WHAT YOU NEED TO DO :: When you have gone through the records, report how many lines include "this", giving the number and nothing more.
[Start of Attachment]
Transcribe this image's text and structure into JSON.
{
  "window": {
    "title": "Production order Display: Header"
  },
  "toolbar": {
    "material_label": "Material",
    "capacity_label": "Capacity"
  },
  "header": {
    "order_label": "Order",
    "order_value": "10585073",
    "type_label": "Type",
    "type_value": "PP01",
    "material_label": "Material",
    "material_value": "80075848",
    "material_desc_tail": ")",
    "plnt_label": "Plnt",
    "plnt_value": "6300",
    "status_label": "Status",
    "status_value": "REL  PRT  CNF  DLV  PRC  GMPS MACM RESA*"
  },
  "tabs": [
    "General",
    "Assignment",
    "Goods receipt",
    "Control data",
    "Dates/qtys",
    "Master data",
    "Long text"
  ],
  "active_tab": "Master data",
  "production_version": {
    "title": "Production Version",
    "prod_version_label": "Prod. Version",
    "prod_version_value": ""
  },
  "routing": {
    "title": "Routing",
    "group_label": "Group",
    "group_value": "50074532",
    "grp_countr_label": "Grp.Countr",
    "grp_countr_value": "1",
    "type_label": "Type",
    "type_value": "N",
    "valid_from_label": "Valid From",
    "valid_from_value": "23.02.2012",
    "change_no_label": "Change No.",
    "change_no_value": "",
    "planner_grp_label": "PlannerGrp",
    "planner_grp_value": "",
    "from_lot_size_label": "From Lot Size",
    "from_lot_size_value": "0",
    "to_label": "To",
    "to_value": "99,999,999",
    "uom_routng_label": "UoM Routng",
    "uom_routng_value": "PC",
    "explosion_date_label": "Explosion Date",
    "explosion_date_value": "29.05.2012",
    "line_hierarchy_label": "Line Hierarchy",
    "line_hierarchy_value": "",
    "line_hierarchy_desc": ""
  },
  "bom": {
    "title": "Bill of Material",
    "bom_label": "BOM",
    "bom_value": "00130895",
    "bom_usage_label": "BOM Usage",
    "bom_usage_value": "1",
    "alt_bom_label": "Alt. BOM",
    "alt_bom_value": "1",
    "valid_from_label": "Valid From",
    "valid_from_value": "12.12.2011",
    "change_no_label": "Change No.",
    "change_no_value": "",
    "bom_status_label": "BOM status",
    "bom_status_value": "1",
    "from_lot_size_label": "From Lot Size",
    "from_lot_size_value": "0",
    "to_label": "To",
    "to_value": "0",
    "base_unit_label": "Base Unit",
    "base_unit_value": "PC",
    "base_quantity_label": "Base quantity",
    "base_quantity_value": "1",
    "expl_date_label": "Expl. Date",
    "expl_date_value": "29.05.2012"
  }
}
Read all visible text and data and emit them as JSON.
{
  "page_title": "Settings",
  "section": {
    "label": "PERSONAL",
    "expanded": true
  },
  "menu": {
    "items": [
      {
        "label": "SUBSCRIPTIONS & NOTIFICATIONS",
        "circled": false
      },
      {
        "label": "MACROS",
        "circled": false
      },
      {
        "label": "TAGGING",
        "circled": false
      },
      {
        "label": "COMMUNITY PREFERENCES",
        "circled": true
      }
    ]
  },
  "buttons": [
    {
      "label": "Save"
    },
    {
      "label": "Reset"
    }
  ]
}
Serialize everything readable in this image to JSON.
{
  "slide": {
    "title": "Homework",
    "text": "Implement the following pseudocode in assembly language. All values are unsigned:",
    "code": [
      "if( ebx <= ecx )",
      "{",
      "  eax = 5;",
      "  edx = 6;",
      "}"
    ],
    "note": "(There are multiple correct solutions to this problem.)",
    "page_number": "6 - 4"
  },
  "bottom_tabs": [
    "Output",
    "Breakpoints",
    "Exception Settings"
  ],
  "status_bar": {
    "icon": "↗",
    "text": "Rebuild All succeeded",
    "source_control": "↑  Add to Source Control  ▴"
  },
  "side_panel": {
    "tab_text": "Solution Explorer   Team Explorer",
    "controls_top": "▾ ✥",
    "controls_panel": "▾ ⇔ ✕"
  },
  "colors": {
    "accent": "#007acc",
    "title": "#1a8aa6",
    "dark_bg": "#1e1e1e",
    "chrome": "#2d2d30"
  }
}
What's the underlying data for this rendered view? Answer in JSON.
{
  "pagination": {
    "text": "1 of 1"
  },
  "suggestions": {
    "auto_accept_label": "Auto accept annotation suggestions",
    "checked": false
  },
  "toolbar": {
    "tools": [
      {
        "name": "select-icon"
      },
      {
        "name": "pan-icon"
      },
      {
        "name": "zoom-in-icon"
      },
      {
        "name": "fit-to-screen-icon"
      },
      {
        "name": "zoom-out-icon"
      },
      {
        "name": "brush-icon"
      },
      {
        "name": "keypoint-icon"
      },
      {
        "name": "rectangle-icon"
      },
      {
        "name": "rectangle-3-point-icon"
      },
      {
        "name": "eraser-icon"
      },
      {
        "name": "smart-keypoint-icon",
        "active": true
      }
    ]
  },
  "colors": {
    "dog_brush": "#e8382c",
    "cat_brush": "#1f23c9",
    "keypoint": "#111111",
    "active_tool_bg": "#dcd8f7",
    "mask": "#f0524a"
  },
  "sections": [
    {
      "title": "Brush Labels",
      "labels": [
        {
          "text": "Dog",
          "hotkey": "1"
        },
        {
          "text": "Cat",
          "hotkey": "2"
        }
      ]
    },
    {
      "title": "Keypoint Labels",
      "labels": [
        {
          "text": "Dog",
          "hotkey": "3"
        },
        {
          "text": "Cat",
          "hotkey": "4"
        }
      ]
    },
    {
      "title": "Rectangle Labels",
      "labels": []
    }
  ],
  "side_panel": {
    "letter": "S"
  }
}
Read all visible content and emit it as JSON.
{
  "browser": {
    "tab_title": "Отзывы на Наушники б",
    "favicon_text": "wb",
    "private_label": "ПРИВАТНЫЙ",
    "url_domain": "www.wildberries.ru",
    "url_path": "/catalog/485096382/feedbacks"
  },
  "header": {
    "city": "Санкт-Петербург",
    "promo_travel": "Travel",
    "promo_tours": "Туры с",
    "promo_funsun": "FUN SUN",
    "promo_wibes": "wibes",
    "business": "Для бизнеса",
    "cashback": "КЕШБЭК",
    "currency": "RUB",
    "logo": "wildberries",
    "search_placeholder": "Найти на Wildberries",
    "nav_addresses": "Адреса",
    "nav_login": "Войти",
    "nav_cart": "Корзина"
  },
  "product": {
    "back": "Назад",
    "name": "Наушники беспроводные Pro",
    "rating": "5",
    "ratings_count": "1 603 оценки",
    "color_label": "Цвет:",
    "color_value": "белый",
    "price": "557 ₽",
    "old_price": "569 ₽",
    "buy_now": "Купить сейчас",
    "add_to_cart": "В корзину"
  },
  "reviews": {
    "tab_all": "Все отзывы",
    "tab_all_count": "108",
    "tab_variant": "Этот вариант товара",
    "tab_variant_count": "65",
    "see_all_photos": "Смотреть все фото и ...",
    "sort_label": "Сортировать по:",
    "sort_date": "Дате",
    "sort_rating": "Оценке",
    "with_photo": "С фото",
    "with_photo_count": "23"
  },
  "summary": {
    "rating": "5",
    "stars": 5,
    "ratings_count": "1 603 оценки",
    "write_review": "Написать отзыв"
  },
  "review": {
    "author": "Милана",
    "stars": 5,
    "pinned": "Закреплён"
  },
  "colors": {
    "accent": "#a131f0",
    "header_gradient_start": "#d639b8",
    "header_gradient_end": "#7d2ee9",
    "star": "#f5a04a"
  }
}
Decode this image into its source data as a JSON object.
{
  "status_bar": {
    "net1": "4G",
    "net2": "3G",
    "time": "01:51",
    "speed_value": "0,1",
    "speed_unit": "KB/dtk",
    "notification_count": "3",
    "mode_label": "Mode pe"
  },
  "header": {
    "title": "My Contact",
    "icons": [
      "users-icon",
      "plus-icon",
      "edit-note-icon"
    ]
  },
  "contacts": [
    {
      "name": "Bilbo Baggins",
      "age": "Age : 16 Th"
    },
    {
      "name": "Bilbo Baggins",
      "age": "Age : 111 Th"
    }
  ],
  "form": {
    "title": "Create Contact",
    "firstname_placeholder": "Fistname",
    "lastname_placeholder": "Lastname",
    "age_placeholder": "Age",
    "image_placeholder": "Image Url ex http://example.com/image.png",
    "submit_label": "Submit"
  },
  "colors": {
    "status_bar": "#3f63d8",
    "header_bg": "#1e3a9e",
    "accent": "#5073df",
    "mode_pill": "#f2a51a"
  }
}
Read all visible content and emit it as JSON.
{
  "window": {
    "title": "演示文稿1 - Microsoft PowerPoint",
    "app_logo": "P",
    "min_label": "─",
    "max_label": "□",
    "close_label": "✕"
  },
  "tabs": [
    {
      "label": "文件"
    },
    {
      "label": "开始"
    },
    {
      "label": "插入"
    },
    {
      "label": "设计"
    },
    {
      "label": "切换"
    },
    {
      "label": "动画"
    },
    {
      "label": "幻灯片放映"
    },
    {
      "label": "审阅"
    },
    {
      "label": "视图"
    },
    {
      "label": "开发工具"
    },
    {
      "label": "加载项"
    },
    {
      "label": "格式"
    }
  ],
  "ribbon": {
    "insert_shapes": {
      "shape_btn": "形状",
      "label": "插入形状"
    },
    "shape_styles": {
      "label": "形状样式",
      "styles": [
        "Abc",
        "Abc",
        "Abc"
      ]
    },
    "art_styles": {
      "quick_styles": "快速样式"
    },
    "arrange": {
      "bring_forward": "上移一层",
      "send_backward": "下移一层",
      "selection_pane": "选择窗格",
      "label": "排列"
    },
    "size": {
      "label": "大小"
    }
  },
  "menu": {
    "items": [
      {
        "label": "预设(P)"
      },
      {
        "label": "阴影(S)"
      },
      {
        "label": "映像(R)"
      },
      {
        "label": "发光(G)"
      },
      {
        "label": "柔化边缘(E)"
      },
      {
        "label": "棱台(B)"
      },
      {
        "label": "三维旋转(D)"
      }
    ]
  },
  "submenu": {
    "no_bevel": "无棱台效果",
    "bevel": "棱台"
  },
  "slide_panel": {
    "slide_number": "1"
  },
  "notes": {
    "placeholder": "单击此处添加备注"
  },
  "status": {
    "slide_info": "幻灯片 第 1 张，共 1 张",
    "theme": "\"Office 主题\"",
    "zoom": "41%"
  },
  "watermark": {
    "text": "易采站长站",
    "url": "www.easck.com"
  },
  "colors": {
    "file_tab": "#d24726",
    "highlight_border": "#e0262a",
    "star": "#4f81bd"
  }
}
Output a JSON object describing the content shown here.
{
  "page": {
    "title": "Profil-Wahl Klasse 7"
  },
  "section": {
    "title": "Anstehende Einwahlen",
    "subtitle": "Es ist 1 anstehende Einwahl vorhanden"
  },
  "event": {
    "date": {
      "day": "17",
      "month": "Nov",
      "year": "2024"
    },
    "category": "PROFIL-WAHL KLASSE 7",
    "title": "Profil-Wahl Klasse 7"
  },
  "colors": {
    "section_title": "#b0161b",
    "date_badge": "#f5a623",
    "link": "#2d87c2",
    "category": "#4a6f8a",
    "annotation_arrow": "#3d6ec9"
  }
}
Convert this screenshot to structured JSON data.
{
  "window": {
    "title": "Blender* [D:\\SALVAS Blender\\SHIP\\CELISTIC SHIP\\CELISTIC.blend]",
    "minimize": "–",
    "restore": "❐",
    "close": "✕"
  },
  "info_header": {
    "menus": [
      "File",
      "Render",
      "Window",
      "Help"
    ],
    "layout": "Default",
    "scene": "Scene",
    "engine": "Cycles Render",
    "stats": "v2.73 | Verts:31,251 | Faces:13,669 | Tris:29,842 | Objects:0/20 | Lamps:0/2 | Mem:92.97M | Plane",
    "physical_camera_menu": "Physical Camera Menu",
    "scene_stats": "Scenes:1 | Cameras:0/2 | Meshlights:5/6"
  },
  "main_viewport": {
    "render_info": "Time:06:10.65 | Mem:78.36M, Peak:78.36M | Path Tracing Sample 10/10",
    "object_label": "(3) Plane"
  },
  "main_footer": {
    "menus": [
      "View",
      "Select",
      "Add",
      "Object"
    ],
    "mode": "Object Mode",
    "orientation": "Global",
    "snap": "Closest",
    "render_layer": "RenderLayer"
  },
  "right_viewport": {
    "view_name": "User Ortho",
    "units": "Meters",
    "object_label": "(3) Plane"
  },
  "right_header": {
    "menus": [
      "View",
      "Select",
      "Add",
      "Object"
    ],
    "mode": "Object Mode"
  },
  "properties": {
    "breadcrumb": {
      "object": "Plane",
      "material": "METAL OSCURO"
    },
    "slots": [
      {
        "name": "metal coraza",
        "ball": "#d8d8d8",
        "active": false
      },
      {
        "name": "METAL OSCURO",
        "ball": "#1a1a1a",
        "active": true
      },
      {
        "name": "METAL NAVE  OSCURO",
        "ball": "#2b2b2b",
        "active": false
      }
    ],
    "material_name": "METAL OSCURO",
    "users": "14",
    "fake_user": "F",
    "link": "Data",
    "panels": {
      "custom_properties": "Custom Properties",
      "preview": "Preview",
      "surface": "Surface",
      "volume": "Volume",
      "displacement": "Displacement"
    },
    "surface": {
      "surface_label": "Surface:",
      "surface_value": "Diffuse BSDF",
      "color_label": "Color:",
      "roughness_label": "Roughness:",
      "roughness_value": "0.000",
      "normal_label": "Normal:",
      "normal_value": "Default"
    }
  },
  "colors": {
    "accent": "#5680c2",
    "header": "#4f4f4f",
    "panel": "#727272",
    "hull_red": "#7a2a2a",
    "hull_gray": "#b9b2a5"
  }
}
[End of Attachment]
WRITTEN SOLUTION :: 6